December 15 through March 24, 2013
Artist William Dawson (1901–1990) was a self-made man, as well as a self-taught artist. Dawson’s tenacity and vision for himself translated into an artistic career that began with his retirement in 1965 and lasted until his death in 1990.
Dawson created a wide-ranging body of work including carved totems, wood reliefs, and paintings. His animal subjects and portraits of friends, celebrities and political personalities created using found wood remnants and paper embody a wide-eyed exuberance while his architectural spaces are futuristic visions.
Early memories of his time on his grandfather’s rural farm in Huntsville, Alabama—where he was born and raised—inspired much of Dawson’s work, particularly his images involving horses and dogs.
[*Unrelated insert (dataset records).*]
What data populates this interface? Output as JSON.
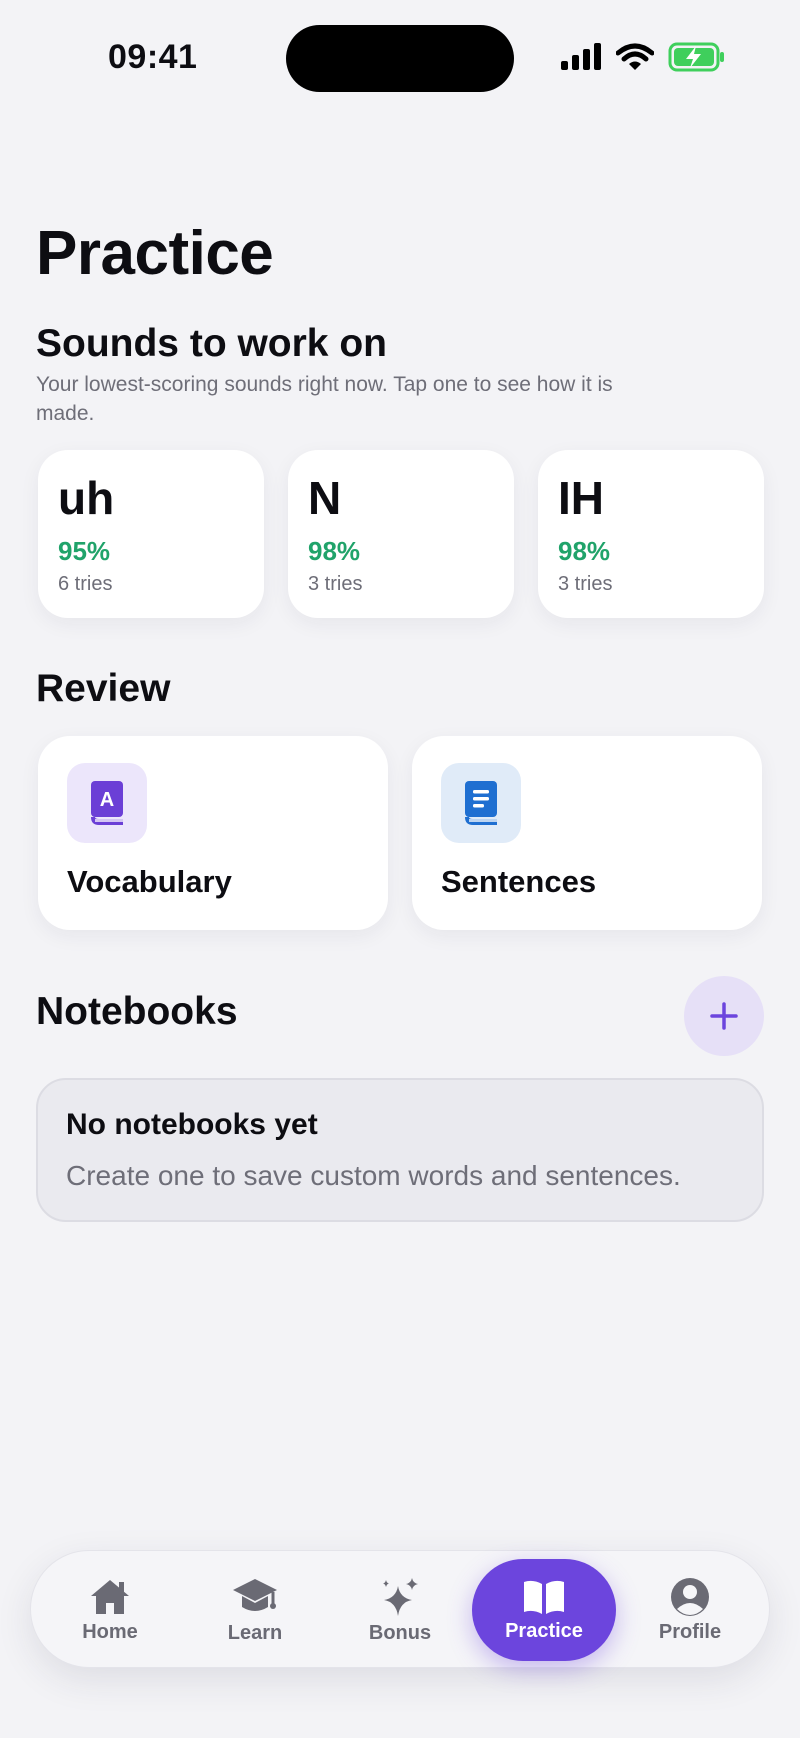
{
  "status_bar": {
    "time": "09:41"
  },
  "page": {
    "title": "Practice"
  },
  "sounds": {
    "title": "Sounds to work on",
    "subtitle": "Your lowest-scoring sounds right now. Tap one to see how it is made.",
    "items": [
      {
        "symbol": "uh",
        "score": "95%",
        "tries": "6 tries"
      },
      {
        "symbol": "N",
        "score": "98%",
        "tries": "3 tries"
      },
      {
        "symbol": "IH",
        "score": "98%",
        "tries": "3 tries"
      }
    ]
  },
  "review": {
    "title": "Review",
    "items": [
      {
        "label": "Vocabulary",
        "icon": "vocabulary-book-icon"
      },
      {
        "label": "Sentences",
        "icon": "sentences-book-icon"
      }
    ]
  },
  "notebooks": {
    "title": "Notebooks",
    "add_icon": "plus-icon",
    "empty_title": "No notebooks yet",
    "empty_body": "Create one to save custom words and sentences."
  },
  "tabbar": {
    "items": [
      {
        "label": "Home",
        "icon": "home-icon"
      },
      {
        "label": "Learn",
        "icon": "graduation-cap-icon"
      },
      {
        "label": "Bonus",
        "icon": "sparkles-icon"
      },
      {
        "label": "Practice",
        "icon": "open-book-icon",
        "active": true
      },
      {
        "label": "Profile",
        "icon": "person-circle-icon"
      }
    ]
  },
  "colors": {
    "accent": "#6c45dd",
    "score_green": "#20a36a",
    "background": "#f3f3f6"
  }
}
At the age of twenty-two Dawson moved to Chicago and, despite his lack of a formal education, worked his way up into management at a South Water Market produce distributor.
Turning to art as a way to fill his time after retirement, Dawson tried art classes at his local senior center. Finding that his ideas did not mesh with their formal views Dawson continued on his own path, creating an astonishingly varied body of work created from an assortment of materials including chicken bones, wood, paint and other found objects. Memories of his childhood, his connection to the world around him and popular culture, along with his personal relationships all found its way into his drawings and sculptures.
The exhibition, developed by the MMFA, included 60 works gathered from several private collections that demonstrate Dawson’s sophisticated signature style through a wide range of motifs including animal studies, architecture, and portraiture.
Sponsored by Micki Beth Stiller and Laura and Barrie Harmon.
William Dawson, Ship, date unknown, bones, paint, wood, Collection of Michael and Cindy Noland, Woodstock, Illinois